Between these polar positions are the skeptical realists who have been arguing since 1977-78 that, in effect, the LDCs behave like the proverbial calves that are suckled by two cows. Accordingly, they hold that too close an identification of Soviet interests with those of the third world is counterproductive and far too expensive. It sours Russia's relations with the West, and it costs too much in economic aid.
In order to create a safer distance between the USSR and the third world that would enable Moscow to conduct a policy based on careful cost-benefit analyses rather than on outdated ideology, the realists seek to puncture the doctrinaire claims of the conser-vatives. They point out that the colonial stage of imperialism is over. Instead of being helpless victims of exploitation who automatically gravitate toward the communist bloc, the LDCs have become independent actors in international relations and on the world market. The policy implication is that the third world can well take care of its own interests and does not need Soviet support.
Granted, Soviet experts - even those who work on the research staff of the Central Committee - do not formulate Soviet foreign policy. Nevertheless, their controversies help shape the mental climate in which decisions are made.

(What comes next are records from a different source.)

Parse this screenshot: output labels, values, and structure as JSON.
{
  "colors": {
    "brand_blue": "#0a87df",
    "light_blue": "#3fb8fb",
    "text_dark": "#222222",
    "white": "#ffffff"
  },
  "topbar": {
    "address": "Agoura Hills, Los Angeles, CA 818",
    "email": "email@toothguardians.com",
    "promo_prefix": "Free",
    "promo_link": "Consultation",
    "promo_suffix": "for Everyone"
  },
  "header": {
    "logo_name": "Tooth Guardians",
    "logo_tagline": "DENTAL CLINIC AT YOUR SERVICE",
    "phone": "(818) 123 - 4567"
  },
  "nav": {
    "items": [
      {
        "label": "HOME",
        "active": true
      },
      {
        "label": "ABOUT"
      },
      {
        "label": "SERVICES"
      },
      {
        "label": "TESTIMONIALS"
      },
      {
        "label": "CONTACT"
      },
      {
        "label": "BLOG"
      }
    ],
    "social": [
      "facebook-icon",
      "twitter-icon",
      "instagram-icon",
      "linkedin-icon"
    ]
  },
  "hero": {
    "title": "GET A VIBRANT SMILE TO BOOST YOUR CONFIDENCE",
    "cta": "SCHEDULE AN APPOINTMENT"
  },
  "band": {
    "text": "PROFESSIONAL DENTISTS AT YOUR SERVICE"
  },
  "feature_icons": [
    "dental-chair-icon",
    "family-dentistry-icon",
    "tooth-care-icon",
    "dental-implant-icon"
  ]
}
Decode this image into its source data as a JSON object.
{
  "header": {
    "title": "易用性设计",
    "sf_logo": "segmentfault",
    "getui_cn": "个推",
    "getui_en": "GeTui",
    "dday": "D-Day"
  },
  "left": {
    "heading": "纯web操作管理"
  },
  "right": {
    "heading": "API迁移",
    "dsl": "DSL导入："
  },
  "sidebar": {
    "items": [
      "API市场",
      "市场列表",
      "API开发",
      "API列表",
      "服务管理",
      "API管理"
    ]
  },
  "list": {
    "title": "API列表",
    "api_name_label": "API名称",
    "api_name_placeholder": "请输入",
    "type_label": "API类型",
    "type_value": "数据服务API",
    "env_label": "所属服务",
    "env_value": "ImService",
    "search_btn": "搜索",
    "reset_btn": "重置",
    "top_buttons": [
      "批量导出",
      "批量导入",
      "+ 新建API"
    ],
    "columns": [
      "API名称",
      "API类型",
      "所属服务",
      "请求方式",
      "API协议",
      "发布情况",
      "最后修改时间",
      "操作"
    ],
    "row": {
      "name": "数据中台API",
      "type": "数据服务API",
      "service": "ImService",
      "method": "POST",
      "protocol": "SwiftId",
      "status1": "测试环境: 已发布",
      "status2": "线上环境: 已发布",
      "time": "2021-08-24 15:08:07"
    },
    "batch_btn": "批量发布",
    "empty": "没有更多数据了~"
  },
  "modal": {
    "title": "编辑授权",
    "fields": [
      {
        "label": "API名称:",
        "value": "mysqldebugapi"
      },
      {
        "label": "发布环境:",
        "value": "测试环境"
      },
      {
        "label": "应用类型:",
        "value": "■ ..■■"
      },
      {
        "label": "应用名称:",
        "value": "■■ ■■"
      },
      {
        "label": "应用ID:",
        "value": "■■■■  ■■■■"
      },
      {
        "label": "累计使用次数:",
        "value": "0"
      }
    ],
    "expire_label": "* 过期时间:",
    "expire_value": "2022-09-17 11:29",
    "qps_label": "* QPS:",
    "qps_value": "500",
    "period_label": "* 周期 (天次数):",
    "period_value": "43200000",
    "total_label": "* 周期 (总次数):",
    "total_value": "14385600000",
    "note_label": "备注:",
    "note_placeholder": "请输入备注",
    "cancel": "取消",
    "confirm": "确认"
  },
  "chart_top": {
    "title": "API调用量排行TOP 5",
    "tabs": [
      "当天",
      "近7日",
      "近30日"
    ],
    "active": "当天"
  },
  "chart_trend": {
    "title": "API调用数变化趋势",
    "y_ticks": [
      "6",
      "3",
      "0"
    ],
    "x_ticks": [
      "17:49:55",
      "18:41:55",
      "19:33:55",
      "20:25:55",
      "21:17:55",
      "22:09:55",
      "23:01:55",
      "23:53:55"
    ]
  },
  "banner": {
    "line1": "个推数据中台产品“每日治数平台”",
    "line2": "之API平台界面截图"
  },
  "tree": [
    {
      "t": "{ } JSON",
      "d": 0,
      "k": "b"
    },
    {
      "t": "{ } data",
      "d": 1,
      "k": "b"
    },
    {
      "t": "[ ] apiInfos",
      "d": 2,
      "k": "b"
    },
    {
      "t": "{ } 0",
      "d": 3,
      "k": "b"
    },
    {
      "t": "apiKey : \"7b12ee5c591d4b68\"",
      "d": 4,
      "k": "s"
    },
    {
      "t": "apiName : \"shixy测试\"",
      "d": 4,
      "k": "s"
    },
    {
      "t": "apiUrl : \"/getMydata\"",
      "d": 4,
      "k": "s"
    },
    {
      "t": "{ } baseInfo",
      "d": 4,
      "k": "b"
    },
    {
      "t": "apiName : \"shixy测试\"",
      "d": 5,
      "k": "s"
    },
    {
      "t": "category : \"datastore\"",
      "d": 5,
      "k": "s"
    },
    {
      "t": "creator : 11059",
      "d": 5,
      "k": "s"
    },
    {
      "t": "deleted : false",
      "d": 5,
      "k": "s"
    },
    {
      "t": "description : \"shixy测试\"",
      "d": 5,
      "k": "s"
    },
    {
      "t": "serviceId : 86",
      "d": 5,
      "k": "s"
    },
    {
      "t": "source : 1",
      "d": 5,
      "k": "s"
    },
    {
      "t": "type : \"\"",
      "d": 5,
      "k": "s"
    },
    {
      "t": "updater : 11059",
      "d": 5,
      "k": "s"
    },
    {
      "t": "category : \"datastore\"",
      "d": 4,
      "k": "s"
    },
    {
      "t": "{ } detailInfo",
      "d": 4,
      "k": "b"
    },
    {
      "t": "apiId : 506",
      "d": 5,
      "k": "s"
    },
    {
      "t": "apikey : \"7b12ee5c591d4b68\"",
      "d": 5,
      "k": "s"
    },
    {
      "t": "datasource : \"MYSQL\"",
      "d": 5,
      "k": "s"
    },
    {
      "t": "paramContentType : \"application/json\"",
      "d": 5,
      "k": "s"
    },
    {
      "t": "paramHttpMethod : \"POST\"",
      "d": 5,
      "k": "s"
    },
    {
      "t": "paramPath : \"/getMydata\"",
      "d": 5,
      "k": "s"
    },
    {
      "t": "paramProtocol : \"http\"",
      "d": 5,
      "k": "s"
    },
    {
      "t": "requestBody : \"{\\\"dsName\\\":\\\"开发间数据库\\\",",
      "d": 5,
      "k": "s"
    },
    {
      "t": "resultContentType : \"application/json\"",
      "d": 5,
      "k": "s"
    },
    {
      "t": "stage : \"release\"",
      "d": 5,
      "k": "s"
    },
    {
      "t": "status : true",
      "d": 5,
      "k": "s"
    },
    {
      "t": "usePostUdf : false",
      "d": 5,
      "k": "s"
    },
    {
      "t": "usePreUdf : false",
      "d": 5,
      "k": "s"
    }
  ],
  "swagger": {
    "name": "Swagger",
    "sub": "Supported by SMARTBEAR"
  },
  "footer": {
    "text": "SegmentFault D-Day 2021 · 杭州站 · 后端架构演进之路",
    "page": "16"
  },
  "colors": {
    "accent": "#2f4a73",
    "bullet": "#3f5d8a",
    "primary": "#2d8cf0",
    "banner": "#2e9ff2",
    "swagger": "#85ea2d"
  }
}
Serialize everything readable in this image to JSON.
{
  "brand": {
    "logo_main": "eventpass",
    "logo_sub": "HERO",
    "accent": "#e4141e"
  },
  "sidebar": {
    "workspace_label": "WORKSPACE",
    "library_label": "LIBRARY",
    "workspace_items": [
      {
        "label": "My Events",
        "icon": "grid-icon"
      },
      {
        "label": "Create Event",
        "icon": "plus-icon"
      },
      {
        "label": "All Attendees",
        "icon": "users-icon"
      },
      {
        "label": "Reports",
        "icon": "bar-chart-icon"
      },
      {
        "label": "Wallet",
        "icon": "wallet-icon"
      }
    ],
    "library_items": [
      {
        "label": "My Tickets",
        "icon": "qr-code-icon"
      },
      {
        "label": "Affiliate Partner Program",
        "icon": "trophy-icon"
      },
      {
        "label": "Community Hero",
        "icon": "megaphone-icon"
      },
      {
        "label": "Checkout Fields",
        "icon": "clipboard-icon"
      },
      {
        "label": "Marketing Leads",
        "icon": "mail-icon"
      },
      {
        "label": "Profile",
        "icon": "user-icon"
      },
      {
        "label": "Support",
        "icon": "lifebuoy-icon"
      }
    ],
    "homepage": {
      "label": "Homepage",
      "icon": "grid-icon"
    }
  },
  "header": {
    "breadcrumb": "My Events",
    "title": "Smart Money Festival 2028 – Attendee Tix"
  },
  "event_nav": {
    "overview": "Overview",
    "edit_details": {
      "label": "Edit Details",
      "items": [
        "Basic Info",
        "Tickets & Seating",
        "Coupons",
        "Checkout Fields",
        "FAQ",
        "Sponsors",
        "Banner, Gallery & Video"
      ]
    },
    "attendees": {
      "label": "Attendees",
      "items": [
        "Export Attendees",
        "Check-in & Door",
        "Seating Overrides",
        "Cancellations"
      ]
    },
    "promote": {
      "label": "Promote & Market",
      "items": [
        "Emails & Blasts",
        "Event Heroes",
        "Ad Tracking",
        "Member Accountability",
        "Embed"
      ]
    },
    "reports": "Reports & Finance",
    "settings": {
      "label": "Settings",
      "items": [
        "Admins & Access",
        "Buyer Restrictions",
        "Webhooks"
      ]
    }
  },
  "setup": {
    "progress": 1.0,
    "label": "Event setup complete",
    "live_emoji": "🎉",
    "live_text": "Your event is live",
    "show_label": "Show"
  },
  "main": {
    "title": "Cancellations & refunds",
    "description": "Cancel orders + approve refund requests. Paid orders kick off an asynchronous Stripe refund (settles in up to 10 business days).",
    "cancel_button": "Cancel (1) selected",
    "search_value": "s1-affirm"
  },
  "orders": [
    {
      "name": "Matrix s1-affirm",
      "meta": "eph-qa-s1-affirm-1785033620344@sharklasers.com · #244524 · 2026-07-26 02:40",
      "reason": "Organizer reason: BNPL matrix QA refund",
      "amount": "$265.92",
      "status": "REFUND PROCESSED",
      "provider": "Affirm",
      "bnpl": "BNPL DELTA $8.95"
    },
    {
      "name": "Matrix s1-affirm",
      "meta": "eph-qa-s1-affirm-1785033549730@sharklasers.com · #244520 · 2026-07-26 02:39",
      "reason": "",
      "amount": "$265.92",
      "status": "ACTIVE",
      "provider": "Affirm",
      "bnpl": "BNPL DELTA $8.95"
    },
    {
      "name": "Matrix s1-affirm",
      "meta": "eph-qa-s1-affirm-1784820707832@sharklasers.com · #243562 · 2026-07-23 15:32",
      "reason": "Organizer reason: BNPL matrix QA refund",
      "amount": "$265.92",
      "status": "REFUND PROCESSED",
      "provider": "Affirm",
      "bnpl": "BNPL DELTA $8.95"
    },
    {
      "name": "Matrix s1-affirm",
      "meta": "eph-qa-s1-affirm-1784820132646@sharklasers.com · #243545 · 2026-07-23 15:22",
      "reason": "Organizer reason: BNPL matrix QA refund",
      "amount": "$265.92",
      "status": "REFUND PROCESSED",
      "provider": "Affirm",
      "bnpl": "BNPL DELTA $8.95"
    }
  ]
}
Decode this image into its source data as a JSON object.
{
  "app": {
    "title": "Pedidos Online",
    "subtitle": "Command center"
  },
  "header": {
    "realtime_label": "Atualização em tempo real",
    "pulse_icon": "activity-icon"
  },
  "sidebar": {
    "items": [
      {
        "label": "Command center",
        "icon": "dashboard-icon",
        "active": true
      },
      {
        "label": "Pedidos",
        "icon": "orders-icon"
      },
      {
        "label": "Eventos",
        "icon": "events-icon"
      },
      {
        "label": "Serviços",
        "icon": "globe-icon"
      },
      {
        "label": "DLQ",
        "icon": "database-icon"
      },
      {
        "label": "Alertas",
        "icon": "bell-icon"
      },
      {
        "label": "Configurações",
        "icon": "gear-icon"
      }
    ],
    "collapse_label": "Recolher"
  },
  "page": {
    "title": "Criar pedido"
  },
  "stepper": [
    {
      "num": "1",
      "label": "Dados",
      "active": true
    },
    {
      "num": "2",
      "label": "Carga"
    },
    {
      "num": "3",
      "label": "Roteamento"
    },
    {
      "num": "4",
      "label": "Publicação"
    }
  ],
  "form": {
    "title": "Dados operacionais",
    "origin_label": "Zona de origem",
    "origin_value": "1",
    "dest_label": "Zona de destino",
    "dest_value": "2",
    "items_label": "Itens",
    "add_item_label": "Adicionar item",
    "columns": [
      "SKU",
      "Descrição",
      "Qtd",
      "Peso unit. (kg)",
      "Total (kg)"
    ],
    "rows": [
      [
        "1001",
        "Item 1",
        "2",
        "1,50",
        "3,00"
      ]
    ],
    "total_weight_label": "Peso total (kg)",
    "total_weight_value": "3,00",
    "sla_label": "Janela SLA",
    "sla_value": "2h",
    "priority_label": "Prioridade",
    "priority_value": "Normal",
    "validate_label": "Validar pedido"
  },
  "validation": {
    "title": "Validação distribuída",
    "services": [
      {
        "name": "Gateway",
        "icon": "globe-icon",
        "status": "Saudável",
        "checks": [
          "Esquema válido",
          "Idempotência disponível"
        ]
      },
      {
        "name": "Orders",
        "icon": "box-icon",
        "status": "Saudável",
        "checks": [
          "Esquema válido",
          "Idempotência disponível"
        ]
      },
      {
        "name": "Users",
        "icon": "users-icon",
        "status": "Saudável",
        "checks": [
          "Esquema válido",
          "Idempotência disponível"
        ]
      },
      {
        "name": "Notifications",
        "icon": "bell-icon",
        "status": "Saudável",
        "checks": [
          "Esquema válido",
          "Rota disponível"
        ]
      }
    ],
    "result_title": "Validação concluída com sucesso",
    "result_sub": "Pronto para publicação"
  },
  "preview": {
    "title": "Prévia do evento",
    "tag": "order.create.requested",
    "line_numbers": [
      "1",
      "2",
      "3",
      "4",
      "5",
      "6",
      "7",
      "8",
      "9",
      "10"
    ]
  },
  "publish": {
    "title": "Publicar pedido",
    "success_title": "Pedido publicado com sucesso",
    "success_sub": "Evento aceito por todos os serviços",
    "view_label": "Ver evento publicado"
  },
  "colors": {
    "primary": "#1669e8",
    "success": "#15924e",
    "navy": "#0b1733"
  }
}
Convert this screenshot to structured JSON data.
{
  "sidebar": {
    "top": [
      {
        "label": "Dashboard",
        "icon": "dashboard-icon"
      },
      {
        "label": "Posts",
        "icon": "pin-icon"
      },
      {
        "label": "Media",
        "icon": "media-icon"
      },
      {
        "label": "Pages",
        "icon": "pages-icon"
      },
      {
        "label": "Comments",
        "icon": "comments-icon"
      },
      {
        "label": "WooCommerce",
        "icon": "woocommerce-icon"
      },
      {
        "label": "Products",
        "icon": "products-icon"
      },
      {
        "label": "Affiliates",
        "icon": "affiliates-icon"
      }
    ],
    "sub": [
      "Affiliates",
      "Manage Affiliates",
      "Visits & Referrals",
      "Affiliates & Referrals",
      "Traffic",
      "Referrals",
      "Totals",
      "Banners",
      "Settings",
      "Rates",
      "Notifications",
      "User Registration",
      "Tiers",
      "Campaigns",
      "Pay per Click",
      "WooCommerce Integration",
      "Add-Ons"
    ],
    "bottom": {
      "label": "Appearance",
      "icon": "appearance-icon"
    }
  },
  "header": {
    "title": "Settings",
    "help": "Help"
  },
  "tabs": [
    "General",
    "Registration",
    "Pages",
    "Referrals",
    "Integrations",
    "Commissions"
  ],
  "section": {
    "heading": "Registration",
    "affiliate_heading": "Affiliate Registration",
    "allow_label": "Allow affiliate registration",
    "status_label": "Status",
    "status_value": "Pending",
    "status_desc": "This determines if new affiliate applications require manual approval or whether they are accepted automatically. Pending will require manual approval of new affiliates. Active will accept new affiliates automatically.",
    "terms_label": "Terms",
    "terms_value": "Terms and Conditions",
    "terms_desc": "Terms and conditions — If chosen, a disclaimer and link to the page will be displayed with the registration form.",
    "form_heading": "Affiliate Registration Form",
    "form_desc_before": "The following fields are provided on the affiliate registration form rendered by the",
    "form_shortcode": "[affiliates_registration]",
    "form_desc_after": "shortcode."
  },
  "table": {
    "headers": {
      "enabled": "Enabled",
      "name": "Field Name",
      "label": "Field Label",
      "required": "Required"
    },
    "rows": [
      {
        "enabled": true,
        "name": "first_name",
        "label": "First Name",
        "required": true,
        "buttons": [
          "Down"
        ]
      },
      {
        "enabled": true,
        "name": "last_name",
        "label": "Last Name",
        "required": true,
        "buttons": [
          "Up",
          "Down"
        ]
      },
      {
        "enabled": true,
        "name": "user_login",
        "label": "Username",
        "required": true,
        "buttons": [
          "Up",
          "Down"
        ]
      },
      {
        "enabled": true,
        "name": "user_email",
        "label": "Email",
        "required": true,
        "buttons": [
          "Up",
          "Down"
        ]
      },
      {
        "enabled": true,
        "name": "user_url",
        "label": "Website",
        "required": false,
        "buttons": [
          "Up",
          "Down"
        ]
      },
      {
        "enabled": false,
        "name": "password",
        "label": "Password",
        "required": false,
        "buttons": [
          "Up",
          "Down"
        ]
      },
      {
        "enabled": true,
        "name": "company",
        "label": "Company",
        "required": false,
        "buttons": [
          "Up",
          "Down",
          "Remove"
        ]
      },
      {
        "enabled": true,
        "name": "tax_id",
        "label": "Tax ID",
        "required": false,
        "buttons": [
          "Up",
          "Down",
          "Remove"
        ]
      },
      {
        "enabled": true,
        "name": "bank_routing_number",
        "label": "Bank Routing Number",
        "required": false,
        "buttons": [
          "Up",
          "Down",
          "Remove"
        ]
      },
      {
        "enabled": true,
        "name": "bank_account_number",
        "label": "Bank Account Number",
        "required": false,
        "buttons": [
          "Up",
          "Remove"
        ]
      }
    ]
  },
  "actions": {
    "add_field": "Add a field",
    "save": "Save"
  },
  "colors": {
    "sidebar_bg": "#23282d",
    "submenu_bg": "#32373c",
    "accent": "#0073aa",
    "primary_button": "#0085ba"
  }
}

American policymakers and the public should be better acquainted with the range of opinions in the USSR. This is crucial at present when the time seems auspicious for reassessing Soviet-American difficulties and perhaps making progress on some hard issues. An awareness of the discernment and nuances in Soviet views about the price of instability in the third world could help in arriving at some common understanding on the ground rules that should govern and contain the Soviet-American competition.